I keep thinking that before too long we will come across a plateau, as though we had made our way to a high prairie where clear vision is possible.
So far, that is not the case. I still feel that I am on high alert, and looking awkwardly in both directions, to the past and to the future, yet having no clarity about which direction to go, nor how to figure that out.
Perhaps it is the waiting for the many other shoes to drop, now that one very large and potentially dangerous shoe has fallen? However, the events so far, do not, for me at least, provide much that will clarify or calm those questions, but rather, serve mostly to intensify them.

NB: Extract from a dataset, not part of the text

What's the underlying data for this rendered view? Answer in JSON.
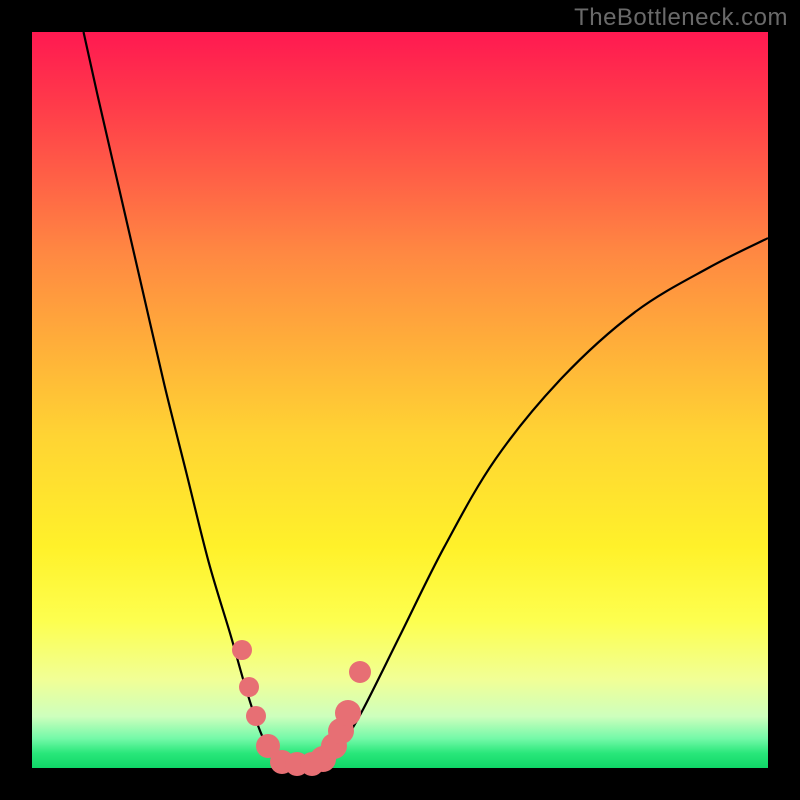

There are a few things that may help. These “things” are found in the testimonies of some of those nominated for the cabinet. And, I find some help in those who are able to have bridge conversations with “the other side”. So far, they are still very small and not yet attached to attached to substantive events.
So, the question moves on to, “How do we, who are citizens of a DIVERSE yet still united nation, wait in meaningful ways that keep us moving forward with as much compassion and mutuality as possible?
For now, I am going to follow the lead offered by my not-yet 2 yr old Granddaughter, Charlotte. I am going to do my very best to stand still and pay attention to what I see and try to make sense out of it.
I am going to take the time, to stand thoughtfully and look …
or sit on a bench to think, (as Sarah and Duck do).
at what is initially very strange to me. (And, if I am honest, white men without a college education are not familiar to me. I don’t know them well, perhaps not at all. Nor do I understand their concerns, experiences, or worldview.)
And, if at first, I am afraid of butterflies because I don’t know what they are or what they might do to me, I will acknowledge my fear. (I will lament.) But, I will also stay put long enough to find out more about butterflies, and white men without a college education, etc.
And, once I find out that butterflies are not dangerous, then, and only then, will I change my mind. (And, I will try to do the same with those I do not know or understand.)
“Absolutely unmixed attention is prayer.” ― Simone Weil, Gravity and Grace
These approaches, stopping to stand still and look, or sitting on a bench to think, are forms of prayer. Simone Weil’s definition of prayer as”paying attention” expands the notion of prayer from some kind of human -divine Q & A, into more of a long-term mutual relationship of presence and witness.
Thus, for now, I am going to try to learn from this child how to make sense of a world that seems almost unrecognizable.